In this installment of the ‘Agronometrics In Charts’ series, Sarah Ilyas studies the state of the Peruvian blueberry season. Each week the series looks at a different horticultural commodity, focusing on a specific origin or topic visualizing the market factors that are driving change.
According to Proarándanos, the latest data reveals a 25% decrease in Peru’s blueberry exports compared to the same period in the previous season, totaling 10,000 tons until the last week of July. The decrease is attributed to lower blueberry production caused by high temperatures induced by El Niño, as explained by Luis Miguel Vegas, the General Manager of the organization.
For the ongoing 2023-2024 campaign, which started in May and ends in April next year, Proarándanos had anticipated a decline in exports, especially during its key phase.”A month ago we made a projection in which the volume could fall by 10% to 15% in this campaign. We need to update this projection,” Vegas stated.
One of the most affected varieties is the Ventura blueberry, planted across 6,000 hectares in Peru and accounting for about 35% of the country’s blueberry exports. “The delay in its production has an obvious impact on the export volume,” Vegas said. This situation highlights the need for ongoing monitoring and adaptable strategies within the blueberry industry, taking into account the relationship between weather patterns and agricultural processes.
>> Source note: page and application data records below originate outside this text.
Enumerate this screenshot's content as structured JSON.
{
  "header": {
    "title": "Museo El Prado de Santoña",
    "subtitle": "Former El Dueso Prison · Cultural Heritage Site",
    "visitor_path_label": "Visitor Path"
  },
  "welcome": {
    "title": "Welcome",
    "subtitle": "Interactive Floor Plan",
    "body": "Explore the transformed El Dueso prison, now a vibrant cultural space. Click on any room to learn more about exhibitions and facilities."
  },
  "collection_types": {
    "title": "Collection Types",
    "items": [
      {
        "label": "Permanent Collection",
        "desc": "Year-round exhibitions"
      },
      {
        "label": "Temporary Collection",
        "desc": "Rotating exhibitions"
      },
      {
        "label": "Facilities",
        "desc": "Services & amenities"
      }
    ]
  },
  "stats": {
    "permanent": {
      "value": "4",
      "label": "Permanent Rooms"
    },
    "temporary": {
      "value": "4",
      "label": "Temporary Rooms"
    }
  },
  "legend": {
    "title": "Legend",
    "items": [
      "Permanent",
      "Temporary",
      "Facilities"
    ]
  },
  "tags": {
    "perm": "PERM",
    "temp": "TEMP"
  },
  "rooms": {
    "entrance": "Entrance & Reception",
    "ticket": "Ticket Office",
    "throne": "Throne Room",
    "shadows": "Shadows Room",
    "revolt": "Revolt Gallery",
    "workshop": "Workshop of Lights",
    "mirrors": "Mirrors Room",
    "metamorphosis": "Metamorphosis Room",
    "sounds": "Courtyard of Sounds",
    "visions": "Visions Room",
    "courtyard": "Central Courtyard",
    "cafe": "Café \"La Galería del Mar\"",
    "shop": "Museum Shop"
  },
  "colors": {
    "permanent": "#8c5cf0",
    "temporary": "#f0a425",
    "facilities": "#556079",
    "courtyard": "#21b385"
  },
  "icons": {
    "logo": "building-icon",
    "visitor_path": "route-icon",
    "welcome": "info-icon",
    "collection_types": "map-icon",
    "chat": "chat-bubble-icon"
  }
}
In week 34, prices climbed by 15.20% marking a $0.91 increase on the prices recorded on August 21, from $5.99 to $6.90.
ProArándanos has strategically outlined key areas of focus in its agenda for the upcoming years. These areas encompass crucial aspects aimed at propelling the blueberry industry forward. The organization is diligently working towards expanding market reach under favorable conditions through collaboration with Senasa. Concurrently, efforts are underway to boost consumption within major markets, driven by partnerships with international stakeholders. Moreover, ProArándanos is dedicated to facilitating production and export processes by closely coordinating with the public sector through AGAP (Association of Agricultural Grower Unions of Peru). The organization is committed to promoting industry-wide education by providing comprehensive statistical insights, predictive forecasts, and social-environmental impact indicators. A vital objective on the agenda is sustainable development, characterized by the adoption of efficient resource management practices and environmentally conscious agricultural methodologies. Through these concerted efforts, ProArándanos aims to ensure the blueberry industry’s sustainable growth, informed decision-making, and harmonious alignment with ecological considerations.
In our ‘Interviews’ series, we work to tell impactful stories by collaborating with leaders in the industry. Feel free to take a look at the other articles by clicking here.
All pricing for domestic US produce represents the spot market at Shipping Point (i.e. packing house/climate controlled warehouse, etc.). For imported fruit, the pricing data represents the spot market at Port of Entry.
You can keep track of the markets daily through Agronometrics, a data visualization tool built to help the industry make sense of the huge amounts of data that professionals need to access to make informed decisions. If you found the information and the charts from this article useful, feel free to visit us at www.agronometrics.com where you can easily access these same graphs, or explore the other 21 commodities we currently track
Written by: Sarah Ilyas